“The federal government has a vital role to play in advancing the quality of America’s public schools,” Van Roekel said. “As such, we are pleased to see the federal government embracing its role as a supporter of district and state responsibilities by strengthening enforcement of civil rights laws in order to promote access and opportunity.”
 
In his speech, delivered on the Edmund Pettus Bridge where protestors were beaten by state troopers and where Martin Luther King Jr. marched with civil rights advocates to Montgomery, Ala., two weeks later, Duncan blamed the Bush administration for not doing enough to combat discrimination in the nation’s schools.
 
“The truth is that, in the last decade, the Office for Civil Rights has not been as vigilant as it should have been in combating gender and racial discrimination and protecting the rights of individuals with disabilities,” Duncan said. “But that is about to change.”
 
Stephanie Monroe, assistant secretary for civil rights under Duncan’s predecessor, Margaret Spellings, defended the Bush Office for Civil Rights in a March 8 Business Week article.
 
She said about a dozen civil rights cases were filed during every year of the Bush administration, including some cases involving harsh discipline meted out to minority students. “The Bush administration’s record on civil rights in education stands for itself,” Monroe said.
 
Duncan said in his Selma speech that the Education Department would issue “guidance letters” to school districts and post-secondary institutions and in the future will announce “a number of “compliance reviews” to insure that students are being treated fairly and have access to all programs and classes.
 
Requests to the Education Department press office by CNSNews.com asking whether Duncan’s remarks, in fact, accused school personnel of discriminatory practices were not answered by deadline.
 
The office also did not respond to a question about why Duncan and the Obama administration are shutting down the D.C. Opportunity Scholarship Program, which has given scholarships to thousands of low-income, minority students, allowing them to attend private and parochial schools in the nation’s capitol since its inception in 2004.
 
President Barack Obama’s daughters attend the private Sidwell Friends School in the District of Columbia, where the annual tuition for elementary school is $29,842 (tuition for the middle and upper schools is $30,842 a year). Duncan’s children attend public schools in Arlington, Va.
 
“As the President said in his State of the Union, ‘in the 21st century, the best anti-poverty program around is a world-class education,’” Duncan said in his Selma speech. “And in this country, the success of our children cannot depend more on where they live than on their potential.”
 
But, as reported earlier by CNSNews.com, Duncan said that giving children scholarships would take money away from public schools, even if the $7,500 Opportunity Scholarships are less than half what taxpayers pay for daily student attendance in D.C. public schools, many of which are repeatedly ranked as some of the worst failing schools in the country.
 
“I appreciate the desire of every family to have the best possible education for their child,” Duncan told CNSNews.com in a statement. “I also understand that our role is to support children, parents and educators. That is why this Administration is devoting more resources and supports more ambitious reform of our public school system than any administration in history.”

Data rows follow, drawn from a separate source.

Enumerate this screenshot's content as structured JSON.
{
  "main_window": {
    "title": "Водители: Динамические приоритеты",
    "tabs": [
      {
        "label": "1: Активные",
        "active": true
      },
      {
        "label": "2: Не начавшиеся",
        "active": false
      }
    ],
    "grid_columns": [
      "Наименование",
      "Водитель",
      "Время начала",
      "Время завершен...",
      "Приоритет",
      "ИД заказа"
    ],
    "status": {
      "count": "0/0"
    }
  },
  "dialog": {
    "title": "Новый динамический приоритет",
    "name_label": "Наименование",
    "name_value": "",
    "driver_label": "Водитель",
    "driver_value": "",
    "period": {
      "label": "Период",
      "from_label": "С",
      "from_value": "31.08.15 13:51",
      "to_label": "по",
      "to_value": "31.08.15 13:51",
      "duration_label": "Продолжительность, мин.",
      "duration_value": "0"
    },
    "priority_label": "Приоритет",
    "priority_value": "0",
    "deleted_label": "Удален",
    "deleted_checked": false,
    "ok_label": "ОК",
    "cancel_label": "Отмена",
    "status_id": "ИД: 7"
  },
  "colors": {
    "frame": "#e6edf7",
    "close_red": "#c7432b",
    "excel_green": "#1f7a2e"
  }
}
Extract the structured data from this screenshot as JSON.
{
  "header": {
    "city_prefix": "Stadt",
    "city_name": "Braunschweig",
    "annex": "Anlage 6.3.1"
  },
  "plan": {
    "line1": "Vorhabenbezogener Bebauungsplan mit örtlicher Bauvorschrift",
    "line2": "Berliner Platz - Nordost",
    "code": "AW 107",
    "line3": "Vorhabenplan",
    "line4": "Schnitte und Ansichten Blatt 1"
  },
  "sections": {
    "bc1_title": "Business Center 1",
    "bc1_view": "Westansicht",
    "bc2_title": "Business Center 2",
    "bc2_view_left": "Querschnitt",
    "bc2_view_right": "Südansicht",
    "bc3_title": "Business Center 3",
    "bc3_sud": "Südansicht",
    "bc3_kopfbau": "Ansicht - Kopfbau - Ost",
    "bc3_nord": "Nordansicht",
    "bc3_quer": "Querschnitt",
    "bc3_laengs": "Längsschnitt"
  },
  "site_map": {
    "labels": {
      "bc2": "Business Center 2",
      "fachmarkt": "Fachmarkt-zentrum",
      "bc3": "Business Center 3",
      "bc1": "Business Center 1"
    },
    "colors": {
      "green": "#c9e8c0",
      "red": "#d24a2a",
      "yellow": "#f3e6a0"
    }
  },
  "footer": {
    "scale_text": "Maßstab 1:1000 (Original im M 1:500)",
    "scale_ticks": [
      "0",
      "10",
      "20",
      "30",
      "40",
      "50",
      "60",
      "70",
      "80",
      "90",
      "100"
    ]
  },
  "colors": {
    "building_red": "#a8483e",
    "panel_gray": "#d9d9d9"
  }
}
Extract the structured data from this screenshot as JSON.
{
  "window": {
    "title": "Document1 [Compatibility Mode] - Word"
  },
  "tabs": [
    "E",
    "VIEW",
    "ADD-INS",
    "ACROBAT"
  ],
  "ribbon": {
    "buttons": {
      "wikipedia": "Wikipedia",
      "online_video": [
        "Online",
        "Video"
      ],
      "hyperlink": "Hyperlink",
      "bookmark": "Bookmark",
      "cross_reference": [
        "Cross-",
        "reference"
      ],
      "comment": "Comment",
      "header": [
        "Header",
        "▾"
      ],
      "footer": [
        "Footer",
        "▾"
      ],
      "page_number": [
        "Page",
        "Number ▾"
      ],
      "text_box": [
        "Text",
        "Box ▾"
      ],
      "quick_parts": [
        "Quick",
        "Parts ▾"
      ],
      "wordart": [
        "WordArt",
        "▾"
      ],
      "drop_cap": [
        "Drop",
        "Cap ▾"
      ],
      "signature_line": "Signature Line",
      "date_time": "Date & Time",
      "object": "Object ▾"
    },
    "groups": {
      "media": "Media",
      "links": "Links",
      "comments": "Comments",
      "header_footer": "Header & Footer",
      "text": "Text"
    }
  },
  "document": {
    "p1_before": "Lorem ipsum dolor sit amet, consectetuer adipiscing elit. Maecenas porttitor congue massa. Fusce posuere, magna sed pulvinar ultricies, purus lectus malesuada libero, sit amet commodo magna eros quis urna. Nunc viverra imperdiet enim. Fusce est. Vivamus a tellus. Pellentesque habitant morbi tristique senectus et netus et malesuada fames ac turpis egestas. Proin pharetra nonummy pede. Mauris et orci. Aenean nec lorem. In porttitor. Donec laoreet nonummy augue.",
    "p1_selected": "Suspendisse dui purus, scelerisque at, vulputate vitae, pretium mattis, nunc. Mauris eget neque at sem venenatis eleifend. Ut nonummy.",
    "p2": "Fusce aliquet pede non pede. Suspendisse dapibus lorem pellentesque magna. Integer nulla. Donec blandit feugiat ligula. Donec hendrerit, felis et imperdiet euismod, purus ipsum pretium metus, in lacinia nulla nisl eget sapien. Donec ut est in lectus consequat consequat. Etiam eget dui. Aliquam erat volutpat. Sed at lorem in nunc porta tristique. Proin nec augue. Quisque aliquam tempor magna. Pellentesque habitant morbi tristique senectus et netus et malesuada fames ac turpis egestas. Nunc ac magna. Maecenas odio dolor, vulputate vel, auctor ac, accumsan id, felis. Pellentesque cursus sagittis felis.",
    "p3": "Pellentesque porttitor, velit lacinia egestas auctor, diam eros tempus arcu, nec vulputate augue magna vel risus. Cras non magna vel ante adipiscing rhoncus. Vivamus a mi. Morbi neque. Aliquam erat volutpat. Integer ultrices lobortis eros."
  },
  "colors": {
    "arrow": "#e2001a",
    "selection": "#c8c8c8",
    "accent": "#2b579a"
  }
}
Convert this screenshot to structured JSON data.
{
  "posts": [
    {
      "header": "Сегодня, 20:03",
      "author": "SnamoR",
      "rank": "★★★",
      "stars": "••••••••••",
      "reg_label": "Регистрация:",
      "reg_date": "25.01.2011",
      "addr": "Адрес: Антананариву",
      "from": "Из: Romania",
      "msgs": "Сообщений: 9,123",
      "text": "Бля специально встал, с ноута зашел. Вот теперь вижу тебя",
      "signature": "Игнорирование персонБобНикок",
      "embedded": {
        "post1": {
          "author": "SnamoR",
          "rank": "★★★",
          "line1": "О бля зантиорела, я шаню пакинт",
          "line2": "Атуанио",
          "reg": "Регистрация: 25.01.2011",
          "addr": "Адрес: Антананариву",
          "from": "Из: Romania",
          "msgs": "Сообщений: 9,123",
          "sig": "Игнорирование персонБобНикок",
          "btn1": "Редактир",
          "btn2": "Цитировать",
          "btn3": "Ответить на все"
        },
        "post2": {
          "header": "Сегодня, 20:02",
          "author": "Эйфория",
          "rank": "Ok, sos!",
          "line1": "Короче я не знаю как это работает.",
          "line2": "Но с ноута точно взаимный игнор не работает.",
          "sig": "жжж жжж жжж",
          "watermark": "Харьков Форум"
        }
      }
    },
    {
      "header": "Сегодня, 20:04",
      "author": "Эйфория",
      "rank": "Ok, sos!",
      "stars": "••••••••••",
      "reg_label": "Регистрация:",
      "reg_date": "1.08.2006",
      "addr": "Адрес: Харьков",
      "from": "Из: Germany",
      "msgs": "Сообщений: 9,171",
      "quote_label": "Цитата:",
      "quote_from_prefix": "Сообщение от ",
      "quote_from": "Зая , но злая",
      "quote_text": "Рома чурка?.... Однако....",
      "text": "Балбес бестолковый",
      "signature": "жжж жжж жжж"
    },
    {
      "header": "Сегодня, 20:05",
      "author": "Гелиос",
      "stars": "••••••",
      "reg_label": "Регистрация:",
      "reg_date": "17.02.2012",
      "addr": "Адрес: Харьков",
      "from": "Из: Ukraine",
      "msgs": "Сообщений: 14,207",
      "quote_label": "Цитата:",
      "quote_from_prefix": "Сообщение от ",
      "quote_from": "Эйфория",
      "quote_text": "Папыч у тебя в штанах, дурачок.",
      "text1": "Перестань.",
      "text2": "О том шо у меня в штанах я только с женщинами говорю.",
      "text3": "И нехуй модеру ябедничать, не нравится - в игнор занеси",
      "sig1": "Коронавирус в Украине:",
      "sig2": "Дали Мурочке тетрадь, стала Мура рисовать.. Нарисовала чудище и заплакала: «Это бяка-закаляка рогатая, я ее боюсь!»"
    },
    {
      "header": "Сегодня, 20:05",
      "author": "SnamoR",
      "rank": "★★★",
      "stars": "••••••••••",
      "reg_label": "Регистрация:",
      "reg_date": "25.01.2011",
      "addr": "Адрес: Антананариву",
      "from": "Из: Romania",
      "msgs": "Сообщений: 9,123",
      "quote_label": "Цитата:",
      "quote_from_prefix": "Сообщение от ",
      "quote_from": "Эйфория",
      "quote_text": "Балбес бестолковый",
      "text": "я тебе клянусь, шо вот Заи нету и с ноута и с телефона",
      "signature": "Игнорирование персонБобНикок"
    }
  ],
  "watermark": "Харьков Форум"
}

Duncan said taking a small percentage of children out of the public school system and putting them in private schools through school vouchers is not the answer. “We need to be more ambitious,” he said. “We need to fix all of our schools.”  
 
In his Selma speech, Duncan said the Obama administration was going to make Martin Luther King’s dream “real.”
 
“We intend to make that dream of equal educational opportunity that Martin Luther King glimpsed from the mountaintop, real,” Duncan said. “We intend to march on, on toward the dream of a colorblind society.  We cannot wait. And with your help, your commitment, and your courage, we will all cross the bridge that leads to true equality.”